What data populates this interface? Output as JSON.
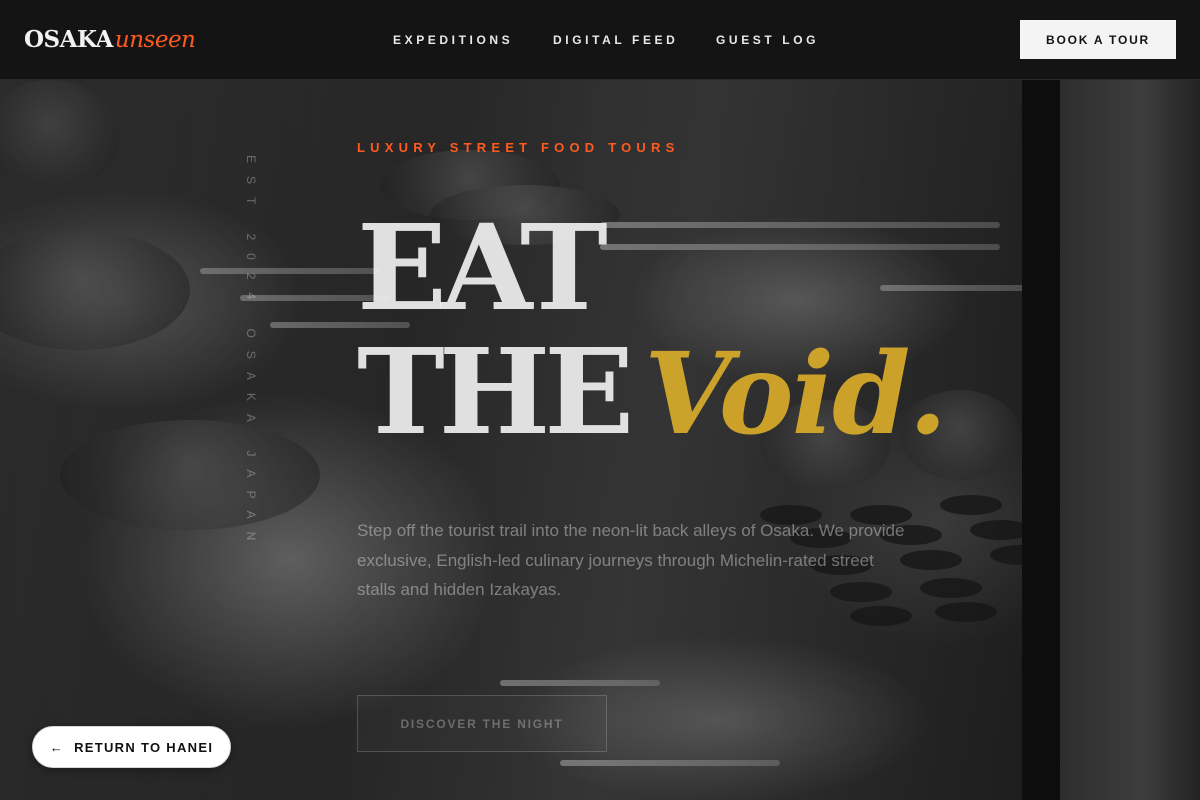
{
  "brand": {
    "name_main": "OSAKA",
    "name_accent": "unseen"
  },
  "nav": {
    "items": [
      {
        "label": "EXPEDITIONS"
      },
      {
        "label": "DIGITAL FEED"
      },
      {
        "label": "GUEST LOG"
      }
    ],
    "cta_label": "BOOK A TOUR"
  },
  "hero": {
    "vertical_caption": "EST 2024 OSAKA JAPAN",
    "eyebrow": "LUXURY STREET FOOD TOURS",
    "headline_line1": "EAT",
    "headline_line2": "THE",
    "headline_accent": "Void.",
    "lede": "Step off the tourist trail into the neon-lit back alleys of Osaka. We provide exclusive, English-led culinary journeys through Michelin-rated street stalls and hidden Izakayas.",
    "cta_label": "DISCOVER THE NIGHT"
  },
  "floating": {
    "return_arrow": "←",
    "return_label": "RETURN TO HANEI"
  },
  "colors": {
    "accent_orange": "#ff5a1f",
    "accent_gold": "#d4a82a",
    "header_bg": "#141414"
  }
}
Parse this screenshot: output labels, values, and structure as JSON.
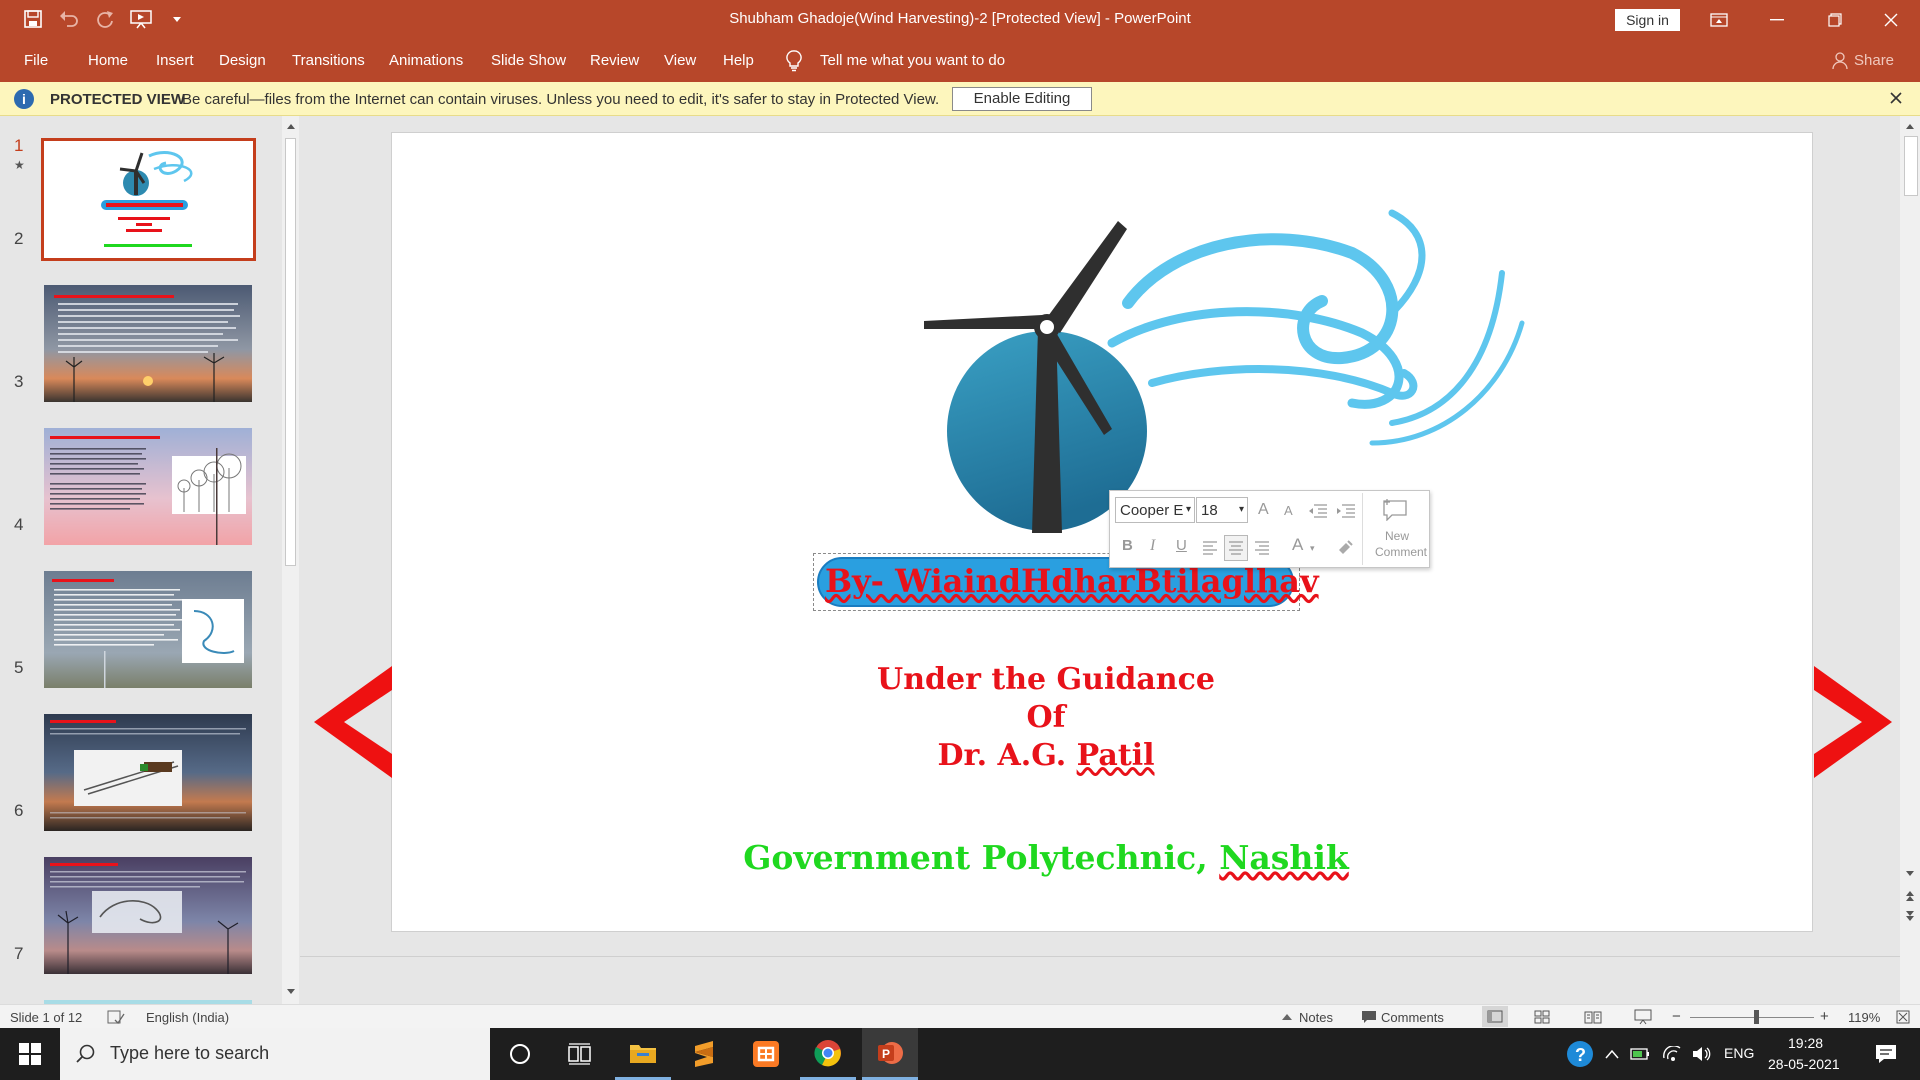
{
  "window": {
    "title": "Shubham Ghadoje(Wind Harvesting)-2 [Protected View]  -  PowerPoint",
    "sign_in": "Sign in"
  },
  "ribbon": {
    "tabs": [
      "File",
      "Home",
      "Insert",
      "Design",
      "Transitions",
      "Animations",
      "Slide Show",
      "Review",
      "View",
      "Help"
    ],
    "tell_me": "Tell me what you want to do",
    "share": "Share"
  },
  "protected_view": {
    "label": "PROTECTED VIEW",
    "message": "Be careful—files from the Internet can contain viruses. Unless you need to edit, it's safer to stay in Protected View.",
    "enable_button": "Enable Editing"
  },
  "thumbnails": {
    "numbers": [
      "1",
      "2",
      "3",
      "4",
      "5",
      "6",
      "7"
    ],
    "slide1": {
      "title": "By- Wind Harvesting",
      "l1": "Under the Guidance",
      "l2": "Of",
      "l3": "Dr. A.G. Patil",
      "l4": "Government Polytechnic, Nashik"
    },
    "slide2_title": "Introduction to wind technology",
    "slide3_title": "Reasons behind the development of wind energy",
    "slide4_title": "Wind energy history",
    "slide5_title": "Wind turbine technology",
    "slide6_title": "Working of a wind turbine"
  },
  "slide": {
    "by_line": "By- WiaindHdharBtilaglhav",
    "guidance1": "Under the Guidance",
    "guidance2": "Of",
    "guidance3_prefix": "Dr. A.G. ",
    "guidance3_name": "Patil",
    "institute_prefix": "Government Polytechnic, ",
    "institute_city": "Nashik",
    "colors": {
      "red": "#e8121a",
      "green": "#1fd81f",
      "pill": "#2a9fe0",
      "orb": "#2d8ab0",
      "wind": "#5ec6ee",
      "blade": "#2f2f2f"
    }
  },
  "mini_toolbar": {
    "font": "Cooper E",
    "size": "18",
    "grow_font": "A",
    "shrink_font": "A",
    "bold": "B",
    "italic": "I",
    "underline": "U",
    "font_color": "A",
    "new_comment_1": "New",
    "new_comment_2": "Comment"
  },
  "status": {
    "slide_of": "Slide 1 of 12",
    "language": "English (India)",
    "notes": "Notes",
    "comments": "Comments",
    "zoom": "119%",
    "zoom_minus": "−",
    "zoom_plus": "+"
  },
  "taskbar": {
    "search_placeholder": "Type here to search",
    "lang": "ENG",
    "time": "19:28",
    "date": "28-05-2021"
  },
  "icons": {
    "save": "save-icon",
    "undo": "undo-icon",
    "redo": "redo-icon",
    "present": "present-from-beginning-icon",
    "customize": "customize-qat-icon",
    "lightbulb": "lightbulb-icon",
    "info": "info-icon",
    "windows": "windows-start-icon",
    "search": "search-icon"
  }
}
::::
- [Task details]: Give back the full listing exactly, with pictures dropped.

- [Solution for this task]:
What data populates this interface? Output as JSON.
{
  "brand": {
    "name_main": "OSAKA",
    "name_accent": "unseen"
  },
  "nav": {
    "items": [
      {
        "label": "EXPEDITIONS"
      },
      {
        "label": "DIGITAL FEED"
      },
      {
        "label": "GUEST LOG"
      }
    ],
    "cta_label": "BOOK A TOUR"
  },
  "hero": {
    "vertical_caption": "EST 2024 OSAKA JAPAN",
    "eyebrow": "LUXURY STREET FOOD TOURS",
    "headline_line1": "EAT",
    "headline_line2": "THE",
    "headline_accent": "Void.",
    "lede": "Step off the tourist trail into the neon-lit back alleys of Osaka. We provide exclusive, English-led culinary journeys through Michelin-rated street stalls and hidden Izakayas.",
    "cta_label": "DISCOVER THE NIGHT"
  },
  "floating": {
    "return_arrow": "←",
    "return_label": "RETURN TO HANEI"
  },
  "colors": {
    "accent_orange": "#ff5a1f",
    "accent_gold": "#d4a82a",
    "header_bg": "#141414"
  }
}
Parse this screenshot: output labels, values, and structure as JSON.
{
  "window": {
    "title": "Shubham Ghadoje(Wind Harvesting)-2 [Protected View]  -  PowerPoint",
    "sign_in": "Sign in"
  },
  "ribbon": {
    "tabs": [
      "File",
      "Home",
      "Insert",
      "Design",
      "Transitions",
      "Animations",
      "Slide Show",
      "Review",
      "View",
      "Help"
    ],
    "tell_me": "Tell me what you want to do",
    "share": "Share"
  },
  "protected_view": {
    "label": "PROTECTED VIEW",
    "message": "Be careful—files from the Internet can contain viruses. Unless you need to edit, it's safer to stay in Protected View.",
    "enable_button": "Enable Editing"
  },
  "thumbnails": {
    "numbers": [
      "1",
      "2",
      "3",
      "4",
      "5",
      "6",
      "7"
    ],
    "slide1": {
      "title": "By- Wind Harvesting",
      "l1": "Under the Guidance",
      "l2": "Of",
      "l3": "Dr. A.G. Patil",
      "l4": "Government Polytechnic, Nashik"
    },
    "slide2_title": "Introduction to wind technology",
    "slide3_title": "Reasons behind the development of wind energy",
    "slide4_title": "Wind energy history",
    "slide5_title": "Wind turbine technology",
    "slide6_title": "Working of a wind turbine"
  },
  "slide": {
    "by_line": "By- WiaindHdharBtilaglhav",
    "guidance1": "Under the Guidance",
    "guidance2": "Of",
    "guidance3_prefix": "Dr. A.G. ",
    "guidance3_name": "Patil",
    "institute_prefix": "Government Polytechnic, ",
    "institute_city": "Nashik",
    "colors": {
      "red": "#e8121a",
      "green": "#1fd81f",
      "pill": "#2a9fe0",
      "orb": "#2d8ab0",
      "wind": "#5ec6ee",
      "blade": "#2f2f2f"
    }
  },
  "mini_toolbar": {
    "font": "Cooper E",
    "size": "18",
    "grow_font": "A",
    "shrink_font": "A",
    "bold": "B",
    "italic": "I",
    "underline": "U",
    "font_color": "A",
    "new_comment_1": "New",
    "new_comment_2": "Comment"
  },
  "status": {
    "slide_of": "Slide 1 of 12",
    "language": "English (India)",
    "notes": "Notes",
    "comments": "Comments",
    "zoom": "119%",
    "zoom_minus": "−",
    "zoom_plus": "+"
  },
  "taskbar": {
    "search_placeholder": "Type here to search",
    "lang": "ENG",
    "time": "19:28",
    "date": "28-05-2021"
  },
  "icons": {
    "save": "save-icon",
    "undo": "undo-icon",
    "redo": "redo-icon",
    "present": "present-from-beginning-icon",
    "customize": "customize-qat-icon",
    "lightbulb": "lightbulb-icon",
    "info": "info-icon",
    "windows": "windows-start-icon",
    "search": "search-icon"
  }
}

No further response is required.